In last week’s blog, we looked at what TTT is, and what issues it raises. Among the points discussed was that Teacher Talking Time (TTT) decreases STT (Student Talking Time), makes the lessons too prescriptive, and leads to a drop in concentration. Controlling TTT, then, is essential. But there are benefits to TTT, as we shall see.
When and why is TTT necessary?
For me, one of the major benefits of TTT is that it can improve your students listening skills. If you are teaching in a non-English speaking country then the learners’ only chance to hear improvised, natural language is likely to be through you.
Audio study materials, English media and arts materials and other texts may be ways for them to practice listening, but the real, everyday and, frankly, most important type of listening has to come from a ‘live’ situation, such as the normal speech of an English teacher.
Patterns and intonation
Stress, toning, and intonation are things that can’t be learned from books (generally speaking). Teacher Talking Time has an effect on the way your students speak.
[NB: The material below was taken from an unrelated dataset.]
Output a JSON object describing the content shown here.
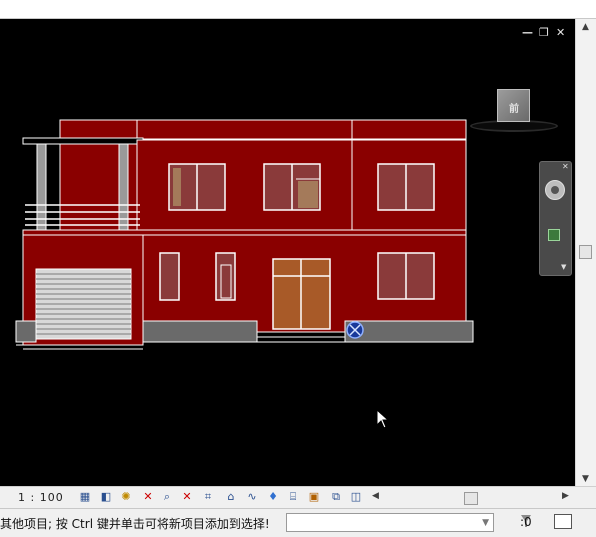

It is often found that English students pick up the accent of their teacher (I recently met someone whose English teacher was from South Africa, which was self-evident in his speech patterns). Listening to the teacher helps students to learn correct sense stress and intonation, beyond the obvious effect on pronunciation.
Explaining new words
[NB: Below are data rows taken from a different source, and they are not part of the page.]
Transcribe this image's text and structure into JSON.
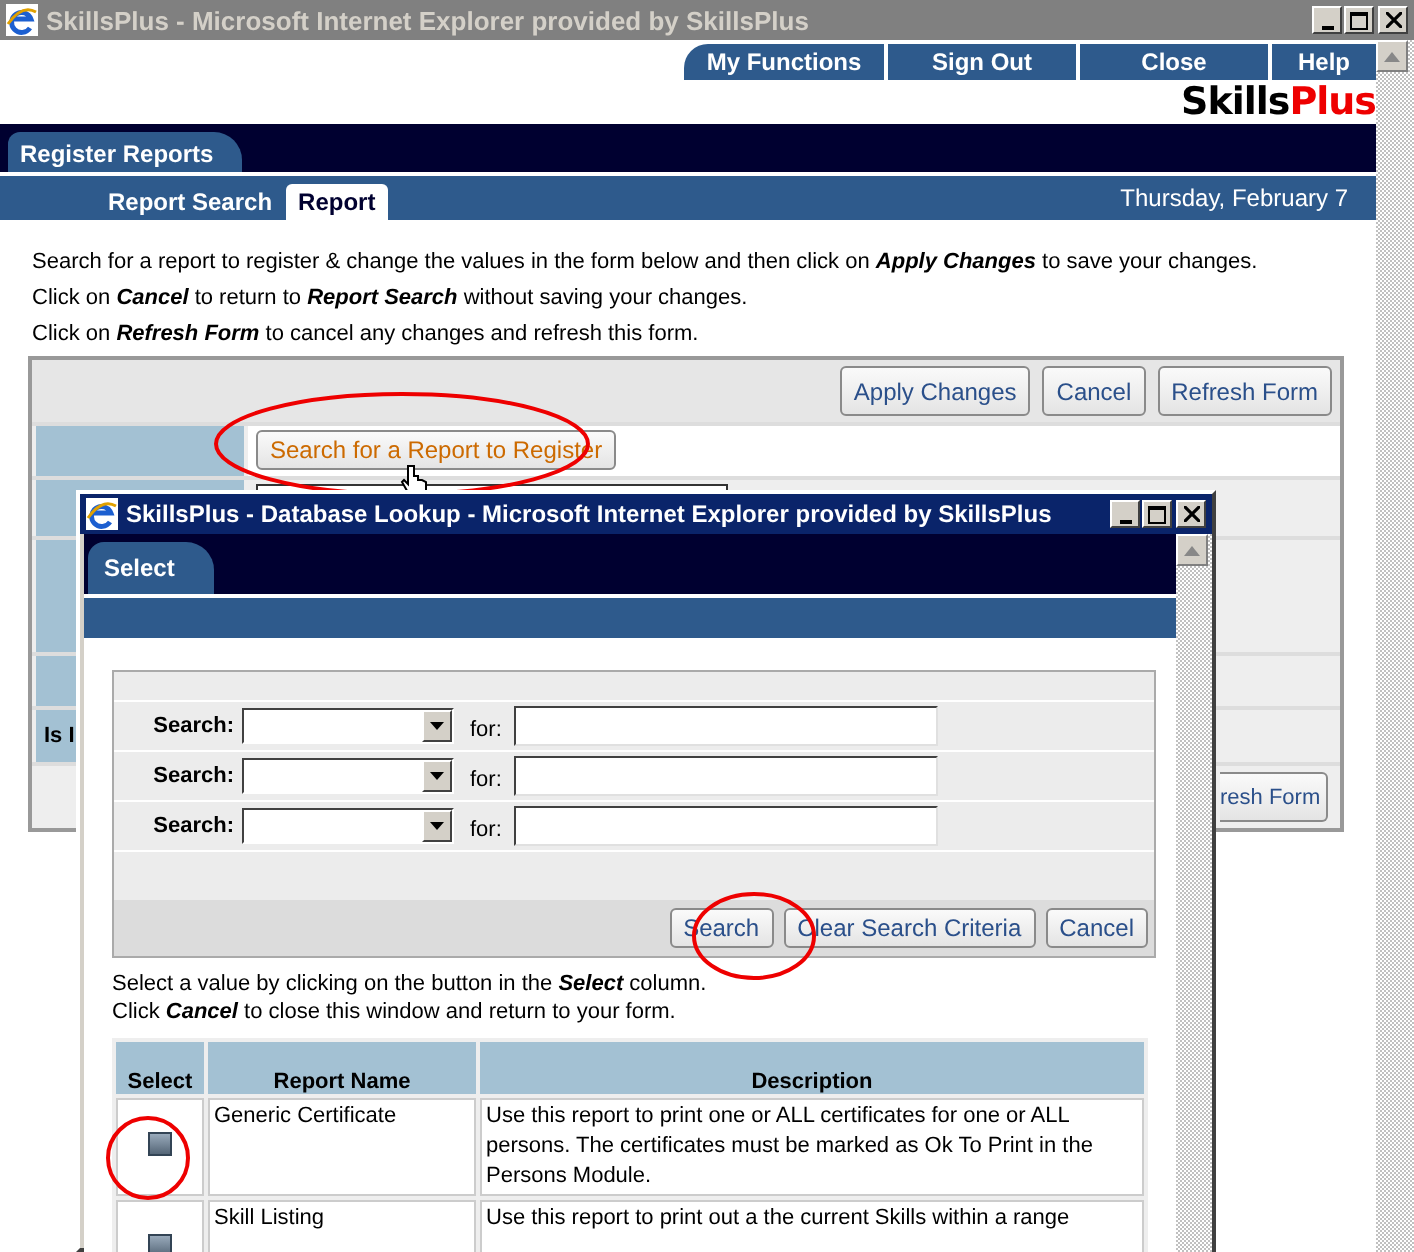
{
  "window": {
    "title": "SkillsPlus - Microsoft Internet Explorer provided by SkillsPlus"
  },
  "nav": [
    {
      "label": "My Functions"
    },
    {
      "label": "Sign Out"
    },
    {
      "label": "Close"
    },
    {
      "label": "Help"
    }
  ],
  "logo": {
    "first": "Skills",
    "second": "Plus"
  },
  "section_tab": "Register Reports",
  "subtabs": [
    {
      "label": "Report Search",
      "selected": false
    },
    {
      "label": "Report",
      "selected": true
    }
  ],
  "date": "Thursday, February 7",
  "instructions": [
    "Search for a report to register & change the values in the form below and then click on **Apply Changes** to save your changes.",
    "Click on **Cancel** to return to **Report Search** without saving your changes.",
    "Click on **Refresh Form** to cancel any changes and refresh this form."
  ],
  "form": {
    "buttons": [
      "Apply Changes",
      "Cancel",
      "Refresh Form"
    ],
    "search_button": "Search for a Report to Register",
    "row_label": "Is I",
    "partial_button": "resh Form"
  },
  "popup": {
    "title": "SkillsPlus - Database Lookup - Microsoft Internet Explorer provided by SkillsPlus",
    "tab": "Select",
    "search_rows": [
      {
        "label": "Search:",
        "for": "for:"
      },
      {
        "label": "Search:",
        "for": "for:"
      },
      {
        "label": "Search:",
        "for": "for:"
      }
    ],
    "buttons": [
      "Search",
      "Clear Search Criteria",
      "Cancel"
    ],
    "instructions": [
      "Select a value by clicking on the button in the **Select** column.",
      "Click **Cancel** to close this window and return to your form."
    ],
    "table": {
      "columns": [
        "Select",
        "Report Name",
        "Description"
      ],
      "rows": [
        {
          "name": "Generic Certificate",
          "description": "Use this report to print one or ALL certificates for one or ALL persons. The certificates must be marked as Ok To Print in the Persons Module."
        },
        {
          "name": "Skill Listing",
          "description": "Use this report to print out a the current Skills within a range"
        }
      ]
    }
  }
}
The teacher is there to teach. Sounds obvious, I know, but there is a limit to how much reducing TTT can achieve. If you always elicit definitions and examples from students, you will find that a lot of the lesson time can be eaten up by things that are not included in the goals for the day. Therefore, it is sometimes best for the teacher to explain quickly and clearly the meaning of a new word, particularly if it is a word that comes up during an activity.
These, then, are the major benefits of TTT. A lot more can be said about it by people more intelligent than me, but the key idea is to recognize when TTT is necessary, reduce the counter-productive type of TTT and always encourage students to speak.